··· DATA SUPPLIED

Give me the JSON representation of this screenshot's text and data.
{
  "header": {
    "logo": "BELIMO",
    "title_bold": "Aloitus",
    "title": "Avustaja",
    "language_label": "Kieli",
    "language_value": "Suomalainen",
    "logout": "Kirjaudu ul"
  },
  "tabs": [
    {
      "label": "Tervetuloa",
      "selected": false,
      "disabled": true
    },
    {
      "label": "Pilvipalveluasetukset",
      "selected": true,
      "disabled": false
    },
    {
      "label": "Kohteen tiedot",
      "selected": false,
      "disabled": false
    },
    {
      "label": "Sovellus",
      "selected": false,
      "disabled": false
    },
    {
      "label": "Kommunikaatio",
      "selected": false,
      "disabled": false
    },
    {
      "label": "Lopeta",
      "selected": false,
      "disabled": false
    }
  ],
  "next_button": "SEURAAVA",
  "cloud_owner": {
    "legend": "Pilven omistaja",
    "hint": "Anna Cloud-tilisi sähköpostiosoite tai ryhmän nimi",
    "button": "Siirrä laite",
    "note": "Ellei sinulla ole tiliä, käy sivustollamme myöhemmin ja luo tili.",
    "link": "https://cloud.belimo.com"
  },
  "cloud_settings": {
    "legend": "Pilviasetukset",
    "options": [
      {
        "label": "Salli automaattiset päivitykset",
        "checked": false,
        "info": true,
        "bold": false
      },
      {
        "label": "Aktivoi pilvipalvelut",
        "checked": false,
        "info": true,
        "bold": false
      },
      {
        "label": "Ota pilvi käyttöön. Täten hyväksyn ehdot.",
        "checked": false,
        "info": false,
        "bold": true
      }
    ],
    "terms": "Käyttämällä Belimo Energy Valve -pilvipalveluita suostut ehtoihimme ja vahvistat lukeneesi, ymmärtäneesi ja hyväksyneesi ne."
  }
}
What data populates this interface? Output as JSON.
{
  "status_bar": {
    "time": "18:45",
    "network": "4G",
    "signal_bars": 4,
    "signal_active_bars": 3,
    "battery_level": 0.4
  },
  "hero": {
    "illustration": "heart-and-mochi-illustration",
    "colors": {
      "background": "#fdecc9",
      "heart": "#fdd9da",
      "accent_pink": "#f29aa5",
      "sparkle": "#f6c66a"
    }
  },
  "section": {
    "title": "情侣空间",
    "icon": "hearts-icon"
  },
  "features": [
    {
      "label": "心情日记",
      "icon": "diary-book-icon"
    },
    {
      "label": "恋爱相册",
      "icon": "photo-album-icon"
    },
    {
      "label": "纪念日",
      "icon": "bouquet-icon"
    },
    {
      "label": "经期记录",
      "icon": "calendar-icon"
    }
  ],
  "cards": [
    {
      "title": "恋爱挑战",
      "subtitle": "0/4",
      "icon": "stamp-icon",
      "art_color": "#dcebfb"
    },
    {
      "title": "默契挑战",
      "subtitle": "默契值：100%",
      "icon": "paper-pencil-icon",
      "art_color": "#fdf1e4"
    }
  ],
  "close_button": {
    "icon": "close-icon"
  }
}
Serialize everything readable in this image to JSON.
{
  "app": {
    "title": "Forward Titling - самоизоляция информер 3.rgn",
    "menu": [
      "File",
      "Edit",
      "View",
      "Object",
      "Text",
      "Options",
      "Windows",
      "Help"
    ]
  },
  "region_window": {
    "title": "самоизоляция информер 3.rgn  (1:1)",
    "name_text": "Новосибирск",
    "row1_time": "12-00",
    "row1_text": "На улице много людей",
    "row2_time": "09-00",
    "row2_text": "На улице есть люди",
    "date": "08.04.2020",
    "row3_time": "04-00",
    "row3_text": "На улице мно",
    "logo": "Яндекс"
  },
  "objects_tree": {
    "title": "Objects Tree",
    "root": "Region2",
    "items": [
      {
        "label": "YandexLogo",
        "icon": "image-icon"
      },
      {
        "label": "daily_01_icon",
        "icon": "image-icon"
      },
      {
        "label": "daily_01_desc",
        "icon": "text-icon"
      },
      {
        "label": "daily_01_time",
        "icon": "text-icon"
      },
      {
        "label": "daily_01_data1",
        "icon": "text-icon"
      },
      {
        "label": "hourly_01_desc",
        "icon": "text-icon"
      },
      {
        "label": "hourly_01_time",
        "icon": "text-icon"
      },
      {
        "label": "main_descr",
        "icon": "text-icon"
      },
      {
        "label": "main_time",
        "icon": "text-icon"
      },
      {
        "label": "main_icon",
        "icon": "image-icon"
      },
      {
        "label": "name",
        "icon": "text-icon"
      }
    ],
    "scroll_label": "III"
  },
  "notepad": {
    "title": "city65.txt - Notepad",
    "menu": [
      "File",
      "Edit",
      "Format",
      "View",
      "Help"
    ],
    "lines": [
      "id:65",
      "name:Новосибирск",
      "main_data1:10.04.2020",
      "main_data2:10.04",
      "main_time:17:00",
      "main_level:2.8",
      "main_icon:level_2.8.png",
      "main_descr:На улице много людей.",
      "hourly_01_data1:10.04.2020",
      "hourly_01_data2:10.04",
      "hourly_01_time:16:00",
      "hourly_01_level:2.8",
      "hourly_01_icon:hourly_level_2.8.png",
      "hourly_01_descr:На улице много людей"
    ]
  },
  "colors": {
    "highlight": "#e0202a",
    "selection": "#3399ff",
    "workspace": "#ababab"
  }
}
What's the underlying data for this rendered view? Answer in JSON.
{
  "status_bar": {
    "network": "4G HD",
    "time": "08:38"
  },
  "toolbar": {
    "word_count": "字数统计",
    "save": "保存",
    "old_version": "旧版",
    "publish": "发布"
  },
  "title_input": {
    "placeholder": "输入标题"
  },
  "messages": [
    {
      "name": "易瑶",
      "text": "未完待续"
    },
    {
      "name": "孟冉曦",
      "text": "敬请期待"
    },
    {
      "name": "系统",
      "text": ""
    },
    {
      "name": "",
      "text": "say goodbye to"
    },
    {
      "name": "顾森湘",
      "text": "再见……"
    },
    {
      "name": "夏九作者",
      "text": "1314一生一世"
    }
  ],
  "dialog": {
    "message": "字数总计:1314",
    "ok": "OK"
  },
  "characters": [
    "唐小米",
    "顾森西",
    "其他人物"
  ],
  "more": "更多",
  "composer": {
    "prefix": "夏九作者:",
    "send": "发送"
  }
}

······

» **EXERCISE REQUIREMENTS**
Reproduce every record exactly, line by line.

» **TASK SOLUTION**
Give me the JSON representation of this screenshot's text and data.
{
  "header": {
    "logo": "BELIMO",
    "title_bold": "Aloitus",
    "title": "Avustaja",
    "language_label": "Kieli",
    "language_value": "Suomalainen",
    "logout": "Kirjaudu ul"
  },
  "tabs": [
    {
      "label": "Tervetuloa",
      "selected": false,
      "disabled": true
    },
    {
      "label": "Pilvipalveluasetukset",
      "selected": true,
      "disabled": false
    },
    {
      "label": "Kohteen tiedot",
      "selected": false,
      "disabled": false
    },
    {
      "label": "Sovellus",
      "selected": false,
      "disabled": false
    },
    {
      "label": "Kommunikaatio",
      "selected": false,
      "disabled": false
    },
    {
      "label": "Lopeta",
      "selected": false,
      "disabled": false
    }
  ],
  "next_button": "SEURAAVA",
  "cloud_owner": {
    "legend": "Pilven omistaja",
    "hint": "Anna Cloud-tilisi sähköpostiosoite tai ryhmän nimi",
    "button": "Siirrä laite",
    "note": "Ellei sinulla ole tiliä, käy sivustollamme myöhemmin ja luo tili.",
    "link": "https://cloud.belimo.com"
  },
  "cloud_settings": {
    "legend": "Pilviasetukset",
    "options": [
      {
        "label": "Salli automaattiset päivitykset",
        "checked": false,
        "info": true,
        "bold": false
      },
      {
        "label": "Aktivoi pilvipalvelut",
        "checked": false,
        "info": true,
        "bold": false
      },
      {
        "label": "Ota pilvi käyttöön. Täten hyväksyn ehdot.",
        "checked": false,
        "info": false,
        "bold": true
      }
    ],
    "terms": "Käyttämällä Belimo Energy Valve -pilvipalveluita suostut ehtoihimme ja vahvistat lukeneesi, ymmärtäneesi ja hyväksyneesi ne."
  }
}
What data populates this interface? Output as JSON.
{
  "status_bar": {
    "time": "18:45",
    "network": "4G",
    "signal_bars": 4,
    "signal_active_bars": 3,
    "battery_level": 0.4
  },
  "hero": {
    "illustration": "heart-and-mochi-illustration",
    "colors": {
      "background": "#fdecc9",
      "heart": "#fdd9da",
      "accent_pink": "#f29aa5",
      "sparkle": "#f6c66a"
    }
  },
  "section": {
    "title": "情侣空间",
    "icon": "hearts-icon"
  },
  "features": [
    {
      "label": "心情日记",
      "icon": "diary-book-icon"
    },
    {
      "label": "恋爱相册",
      "icon": "photo-album-icon"
    },
    {
      "label": "纪念日",
      "icon": "bouquet-icon"
    },
    {
      "label": "经期记录",
      "icon": "calendar-icon"
    }
  ],
  "cards": [
    {
      "title": "恋爱挑战",
      "subtitle": "0/4",
      "icon": "stamp-icon",
      "art_color": "#dcebfb"
    },
    {
      "title": "默契挑战",
      "subtitle": "默契值：100%",
      "icon": "paper-pencil-icon",
      "art_color": "#fdf1e4"
    }
  ],
  "close_button": {
    "icon": "close-icon"
  }
}
Serialize everything readable in this image to JSON.
{
  "app": {
    "title": "Forward Titling - самоизоляция информер 3.rgn",
    "menu": [
      "File",
      "Edit",
      "View",
      "Object",
      "Text",
      "Options",
      "Windows",
      "Help"
    ]
  },
  "region_window": {
    "title": "самоизоляция информер 3.rgn  (1:1)",
    "name_text": "Новосибирск",
    "row1_time": "12-00",
    "row1_text": "На улице много людей",
    "row2_time": "09-00",
    "row2_text": "На улице есть люди",
    "date": "08.04.2020",
    "row3_time": "04-00",
    "row3_text": "На улице мно",
    "logo": "Яндекс"
  },
  "objects_tree": {
    "title": "Objects Tree",
    "root": "Region2",
    "items": [
      {
        "label": "YandexLogo",
        "icon": "image-icon"
      },
      {
        "label": "daily_01_icon",
        "icon": "image-icon"
      },
      {
        "label": "daily_01_desc",
        "icon": "text-icon"
      },
      {
        "label": "daily_01_time",
        "icon": "text-icon"
      },
      {
        "label": "daily_01_data1",
        "icon": "text-icon"
      },
      {
        "label": "hourly_01_desc",
        "icon": "text-icon"
      },
      {
        "label": "hourly_01_time",
        "icon": "text-icon"
      },
      {
        "label": "main_descr",
        "icon": "text-icon"
      },
      {
        "label": "main_time",
        "icon": "text-icon"
      },
      {
        "label": "main_icon",
        "icon": "image-icon"
      },
      {
        "label": "name",
        "icon": "text-icon"
      }
    ],
    "scroll_label": "III"
  },
  "notepad": {
    "title": "city65.txt - Notepad",
    "menu": [
      "File",
      "Edit",
      "Format",
      "View",
      "Help"
    ],
    "lines": [
      "id:65",
      "name:Новосибирск",
      "main_data1:10.04.2020",
      "main_data2:10.04",
      "main_time:17:00",
      "main_level:2.8",
      "main_icon:level_2.8.png",
      "main_descr:На улице много людей.",
      "hourly_01_data1:10.04.2020",
      "hourly_01_data2:10.04",
      "hourly_01_time:16:00",
      "hourly_01_level:2.8",
      "hourly_01_icon:hourly_level_2.8.png",
      "hourly_01_descr:На улице много людей"
    ]
  },
  "colors": {
    "highlight": "#e0202a",
    "selection": "#3399ff",
    "workspace": "#ababab"
  }
}
What's the underlying data for this rendered view? Answer in JSON.
{
  "status_bar": {
    "network": "4G HD",
    "time": "08:38"
  },
  "toolbar": {
    "word_count": "字数统计",
    "save": "保存",
    "old_version": "旧版",
    "publish": "发布"
  },
  "title_input": {
    "placeholder": "输入标题"
  },
  "messages": [
    {
      "name": "易瑶",
      "text": "未完待续"
    },
    {
      "name": "孟冉曦",
      "text": "敬请期待"
    },
    {
      "name": "系统",
      "text": ""
    },
    {
      "name": "",
      "text": "say goodbye to"
    },
    {
      "name": "顾森湘",
      "text": "再见……"
    },
    {
      "name": "夏九作者",
      "text": "1314一生一世"
    }
  ],
  "dialog": {
    "message": "字数总计:1314",
    "ok": "OK"
  },
  "characters": [
    "唐小米",
    "顾森西",
    "其他人物"
  ],
  "more": "更多",
  "composer": {
    "prefix": "夏九作者:",
    "send": "发送"
  }
}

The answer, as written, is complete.